3. NBC had a new medical drama based on Dr. Jekyll and Mr. Hyde. Do No Harm received a fair amount of promotion and went into a prime timeslot: Thursdays at 10/9c, where ER successfully ran for fourteen seasons. On premiere night, NBC gave the series the lead in of The Office, its strongest show on the night at that point. Once again for NBC, it was a total bust. Do No Harm kicked off its run with a minuscule 3.12 million viewers and 0.9 A18-49 demo – the lowest rated in-season scripted premiere ever on the four major broadcast networks. Despite the horrible premiere, NBC stuck with Do No Harm for another week, only to see it fall even further (0.7 A18-49). Less than a few days later, NBC pulled the drama from its timeslot and shipped in off to Saturdays…in the summer. For the (few) viewers of Do No Harm, NBC did actually air all 13 episodes.
2. ABC had a bad year, yet Lucky 7 is the only entry on the network to make my list, and for good reason. From the time it was announced in May, it was predicted to be the first cancellation of the season. Lottery dramas, like Lucky 7, have never been big hits (see Windfall, for example) so why would this one be any different? Lucky 7 premiered to 4.43 million viewers and 1.3 A18-49, the lowest fall drama premiere in ABC history. Week two was much worse, with the show losing nearly 50% of its already terrible premiere (2.6 million / 0.7 A18-49). Similar to most shows on the list, Lucky 7 aired only two episodes before being cancelled. In all likelihood, the show will never air its remaining episodes. Not so lucky, eh?

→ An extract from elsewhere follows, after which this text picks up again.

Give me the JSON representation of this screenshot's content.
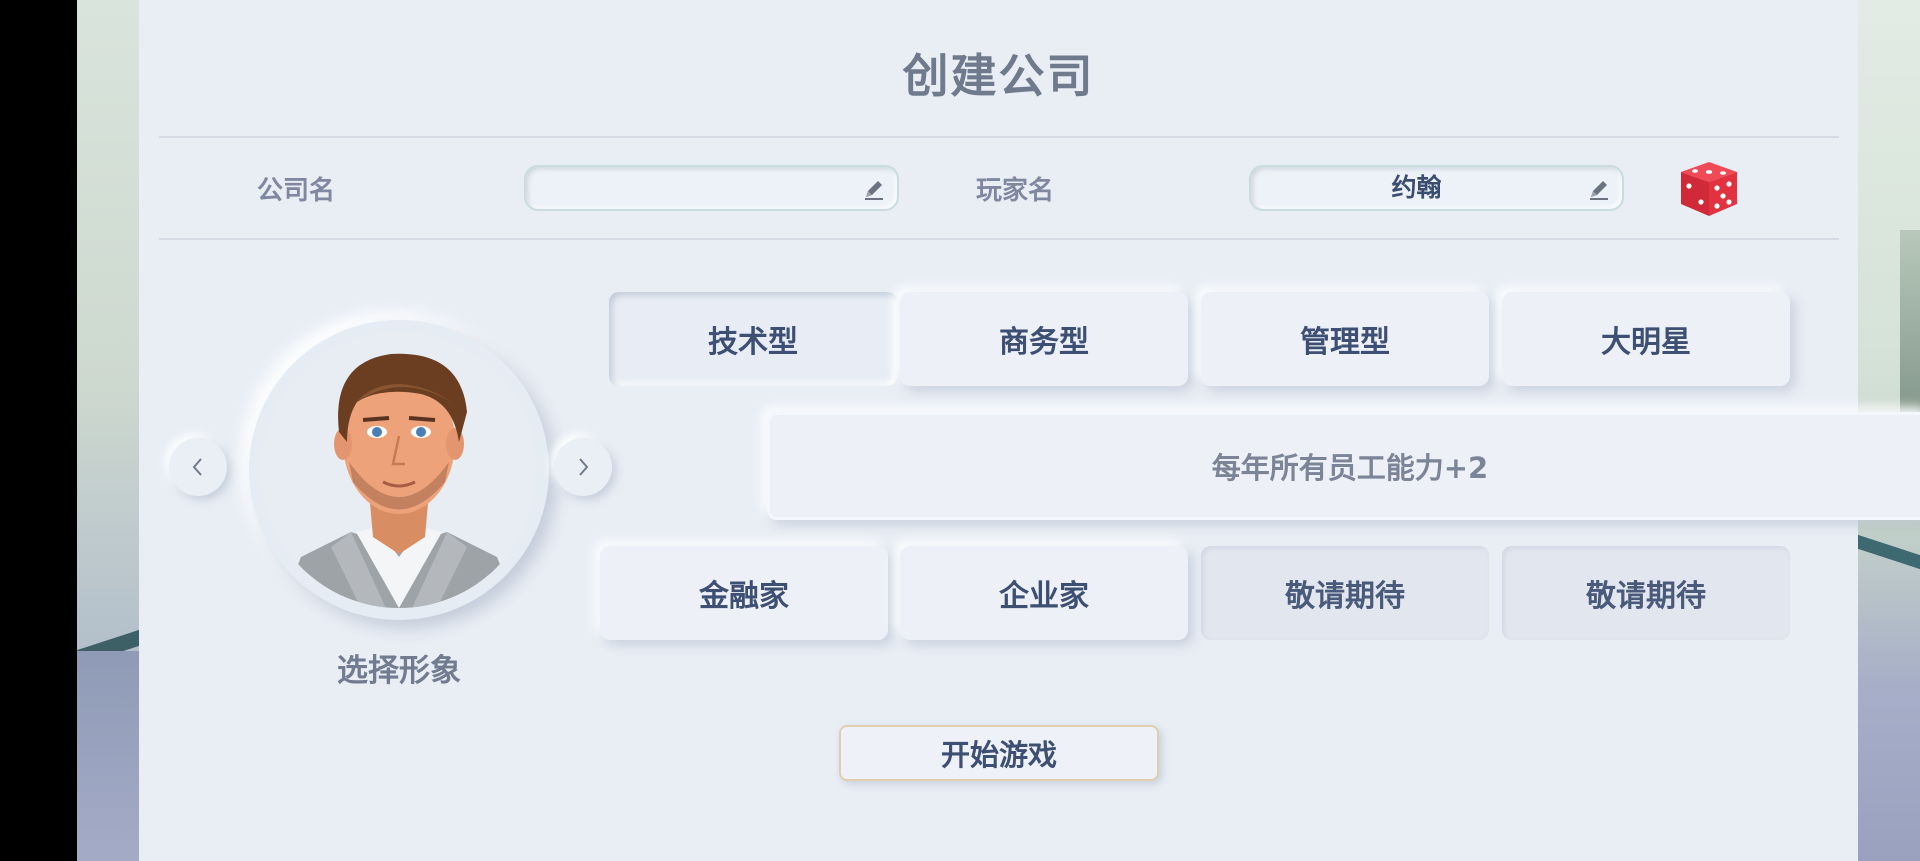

And finally, the worst new broadcast show of 2013 is…
Ready for Love! The reality show followed three eligible bachelors looking for the love of their life. NBC hoped Ready for Love would follow in the footsteps of The Bachelor and become a bit hit. NBC had such high hopes for the series that they gave it the lead in of their number one series, The Voice. The series debuted in April 2013 to only 3.7 million viewers and 1.5 A18-49, putting retention at a horrible 34%. Part of the reason? The contestants, who were described as “boring”, “evil”, and “despicable”. NBC stuck with the show for two more weeks, with ratings falling to a 1.1 on its final airing (out of a 4.1, retention of 27%). NBC let the series finish its run online, where it concluded in June.